STORY: Global unrest has not waivered over the death of a 22-year-old Iranian woman detained by the morality police.

Demonstrations continued to gain traction all over the world.

Protestors clashed with police outside the Iranian embassy in London on Sunday (September 25).

Outside the White House protestors denounced what they called Iran’s "terrorist regime."

Iran has summoned both British and Norwegian ambassadors over what it calls ‘interference and hostile media coverage of the nationwide unrest.

Foreign Minister Hossein Amirabdollahian also criticized America’s support for "rioters" a term Tehran has coined for those who have joined the protest which have swept the country causing authorities to crackdown on security and curb internet freedoms.

Demonstrations which erupted just over a week ago after Amini died in detention after being arrested by the morality police who enforce strict rules in Iran requiring women to cover their hair and wear loose-fitting clothes in public.

Rallies have been held continuously over the last week across the globe, From Tehran to Berlin, Toronto and here in Athens.

Many protestors have called for the downfall of Supreme Leader Ayatollah Ali Khamenei.

Women have played a prominent role in the protests.

Burning veils and cutting their own hair has become a symbol of defiance.

[Eli Fazlollah, Protester]
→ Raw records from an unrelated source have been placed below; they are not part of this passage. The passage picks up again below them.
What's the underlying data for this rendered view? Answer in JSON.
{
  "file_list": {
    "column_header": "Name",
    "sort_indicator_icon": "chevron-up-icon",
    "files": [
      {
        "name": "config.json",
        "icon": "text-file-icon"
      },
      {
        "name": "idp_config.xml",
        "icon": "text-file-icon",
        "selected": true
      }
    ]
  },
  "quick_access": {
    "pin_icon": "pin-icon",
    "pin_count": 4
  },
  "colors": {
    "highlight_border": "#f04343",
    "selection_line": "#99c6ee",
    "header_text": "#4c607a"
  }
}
"I'm cutting my hair because many of my sisters in Iran are going to die, maybe tomorrow, because of hijab, and I don't want it, and I hate it, and I don't want to follow this terrorist and dictator regime. And I'm here to support my people because they don't have (a) voice, they don't have journalists to speak up about them."
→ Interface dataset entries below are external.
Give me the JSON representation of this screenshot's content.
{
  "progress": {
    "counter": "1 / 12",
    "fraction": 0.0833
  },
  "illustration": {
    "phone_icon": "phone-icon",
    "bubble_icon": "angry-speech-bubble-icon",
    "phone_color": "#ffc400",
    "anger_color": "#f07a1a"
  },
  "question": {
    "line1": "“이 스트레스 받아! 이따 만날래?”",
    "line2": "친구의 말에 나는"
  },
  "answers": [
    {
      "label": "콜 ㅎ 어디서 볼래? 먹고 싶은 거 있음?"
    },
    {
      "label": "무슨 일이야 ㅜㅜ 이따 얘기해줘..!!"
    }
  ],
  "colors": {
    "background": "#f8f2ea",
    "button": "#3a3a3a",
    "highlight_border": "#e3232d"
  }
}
Iran's state television said more than 40 people have been killed since the protests broke out.

The semi-official Mehr news agency said on Sunday eight members of the Basij, a militia under the umbrella of the Revolutionary Guards - were among the dead.
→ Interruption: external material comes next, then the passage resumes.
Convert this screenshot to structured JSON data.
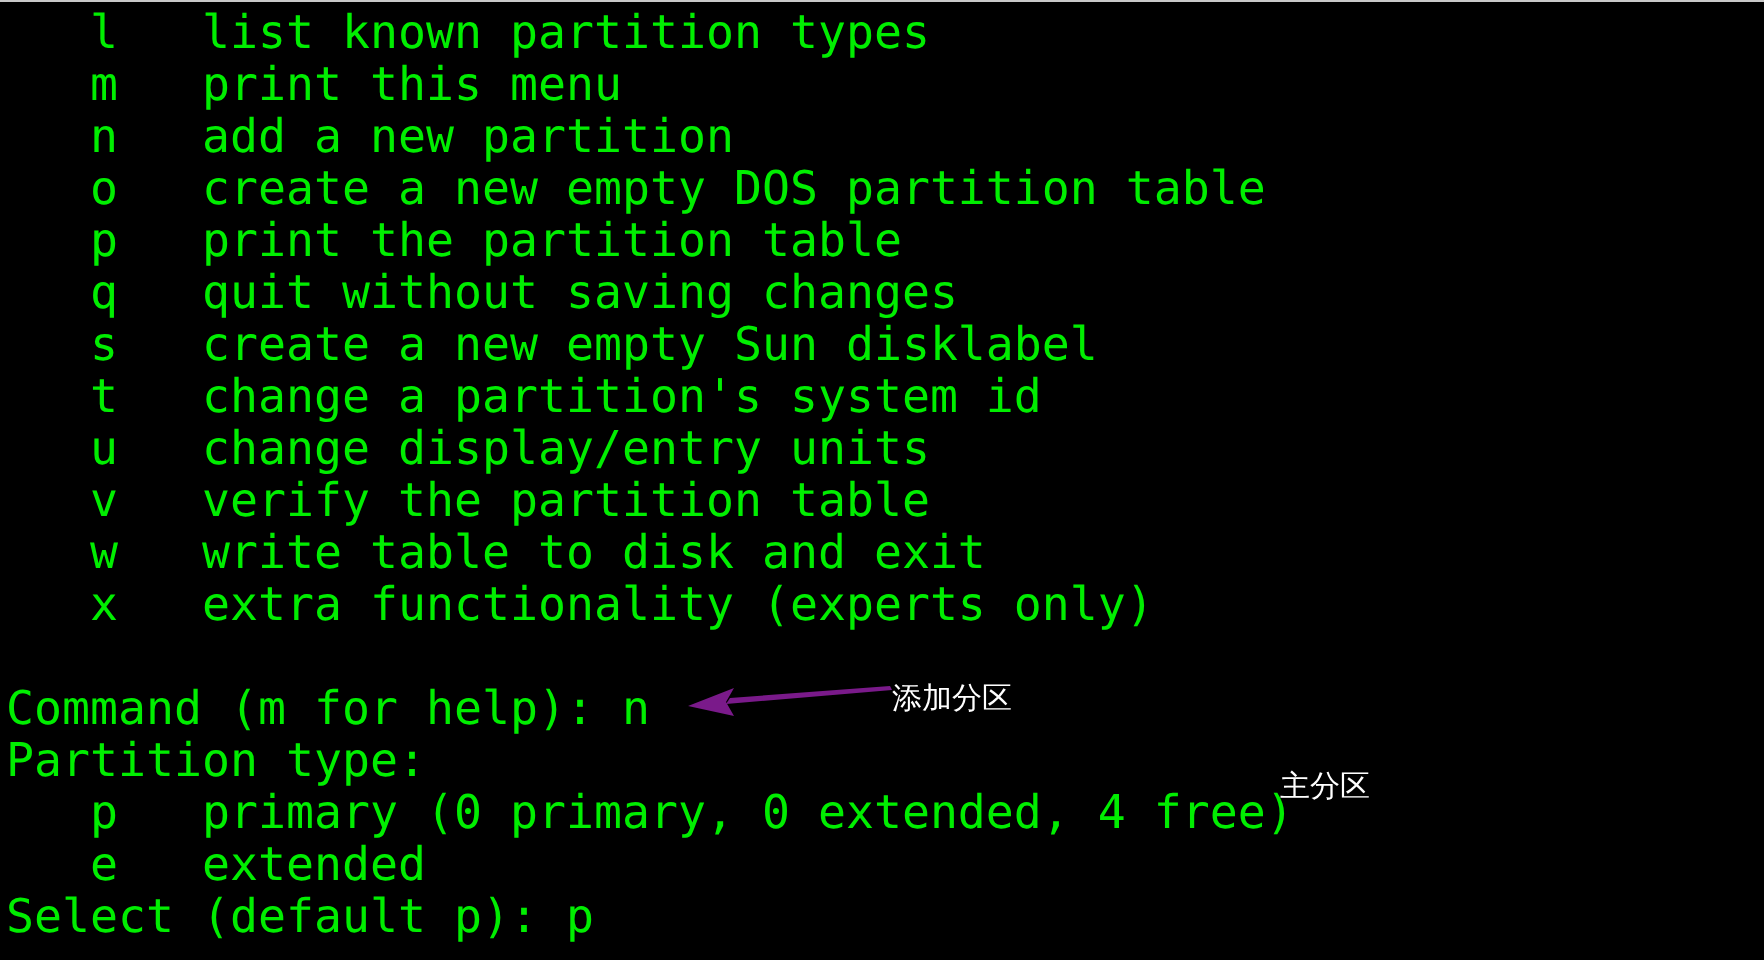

Details of casualties have trickled out slowly, partly because of the restrictions on communication.